Our brain’s cognitive capacity deteriorates from the onset of 20 years of age. But no fear, this decline can be countered. The cure possibly lies within an unexpected field: videogames.
Multitasking challenges our control processes. Who hasn’t experienced this? A distracting early-morning phone call from your boss might have you end up with two different shoes on your feet for the rest of the day. To make matters even worse, our ability to multitask apparently declines with age. But, do not fret because there is a way to reverse this decline. By playing a video game named NeuroRacer the multitasking abilities of older adults (ages 60-85) levelled beyond those of untrained 20-year-olds. This provides us with a possibility to go back to our younger-selves’ abilities. So, let’s find out how to regain the youth of our brain.

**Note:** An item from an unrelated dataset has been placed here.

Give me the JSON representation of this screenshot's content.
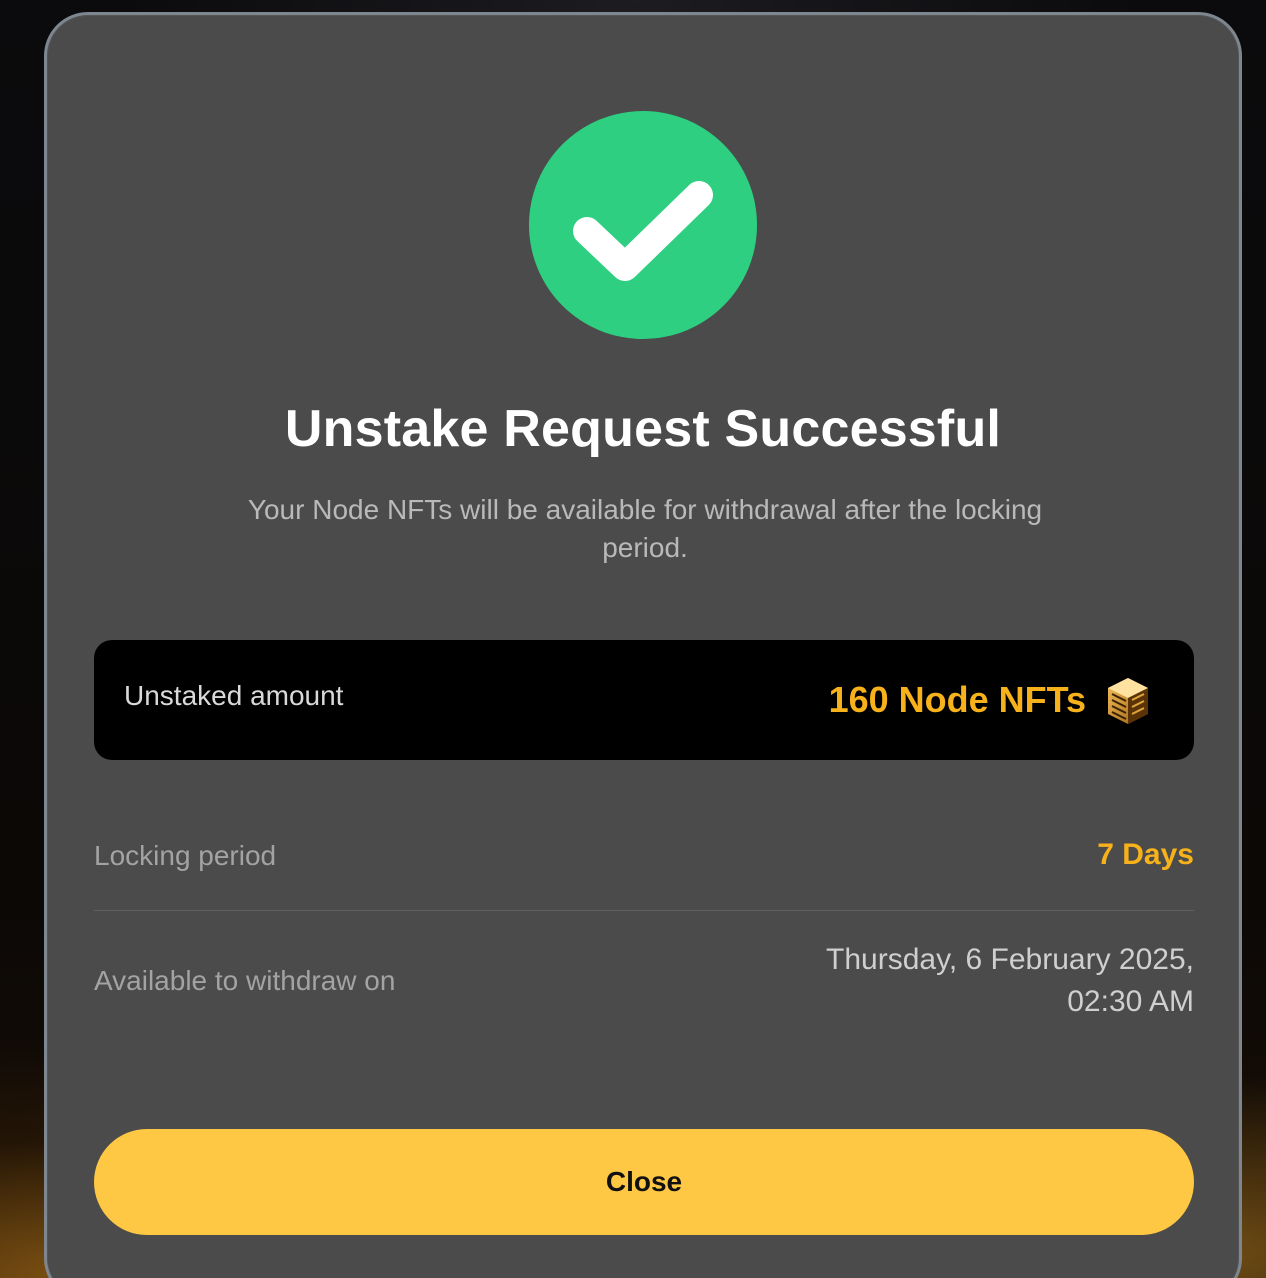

Firstly, let’s explore this brain-age-rewinding game: NeuroRacer. Specifically its multitasking setting. The tasks seems simple: participants had to respond to a green sign – and only to the green sign - as rapidly as possible while simultaneously maintaining a car in the centre of a winding road using a joystick. Sounds simple enough, but during this test it was found that performance decreased significantly from 20 years onwards. This went on to the point that the younger participants had approximately 30% multitasking costs versus a shattering 65% multitasking cost in the older group.
So, the older participants were set to duty and had to train with NeuroRacer to overcome this devastating defeat. It was twelve hours of hard training spread over a month and it paid off: the older participants performed even better than their juniors had previously done with just a 10% multitasking cost compared to the earlier 30% of the younger participants. Even after six months without training the older participants still beat the untrained tweenies with just a 20% multitasking cost. A great victory for our older participants!
Can the youngsters make a comeback from this defeat? Yes, they can. But they must be willing to “play” their part. It is not just NeuroRacer that has enhanced cognitive functions in recent years. Apparently your off-the-shelf shooter-games like Unreal Tournament have already been doing this for frequent gamers over the past decade.
This might come as a surprise since games are more often criticized than praised. But apparently playing videogames (in this case shooter videogames) can provide several benefits for its players. These benefits range from low-level perceptual skill up through high level cognitive flexibility. Some of the perks are: improvement in visual sensitivity, perceptual decision making, speed of processing, the ability to select important aspects from the surroundings in space and time and, to come back to our previous statements, the ability to perform multiple tasks concurrently.
All these improved abilities are silently integrated into our everyday life; easing the processes in daily choices and creating the opportunities to make better decisions. So, can the youngsters make a comeback? The answer to this question doesn’t have to be no, if only we would embrace videogames, accept that they do not just provide entertainment and… play more of them.
But now let’s cast down the differences between the youngsters and the old-folk, and take to a more serious note. The improvement of cognitive deficits in older people by just twelve hours of training is most joyous news. Since there’s strong evidence for the rapid decline in cognitive functions in the older people, this new-found information provides optimism for the future of battling this. But the outcome provides an opportunity to reach even further.
Videogames like NeuroRacer could namely be implemented in an even wider array. The lasting multitasking cost reduction offers optimism for the use of such videogames as a therapeutic tool for other groups that suffer from cognitive control deficits. For instance, games could be developed to battle the consequences of ADHD, depression and dementia, all of which are conditions resulting from irregularities in cognitive control.
All in all, we should change our attitude towards videogames and stop underestimating their value. Our brain capacity declines with age and could therefore use a boost, one provided by games nonetheless. We can maintain our brain functions like those in our younger years if we but drink from the fountain of youth provided by videogames.
Anguera, J. A., J. Boccanfuso, J. L. Rintoul, O. Al-Hashimi, F. Faraji, J. Janowich, E. Kong, et al. (2013). ‘Video Game Training Enhances Cognitive Control in Older Adults’ . Nature, 501, 97–101. doi:10.1038/nature12486.
Green, C. S. & Bavelier, D. (2015). ‘Action Video Game Training for Cognitive Enhancement’ . Current Opinion in Behavioral Sciences, Cognitive enhancement, 4, 103–8. doi:10.1016/j.cobeha.2015.04.012.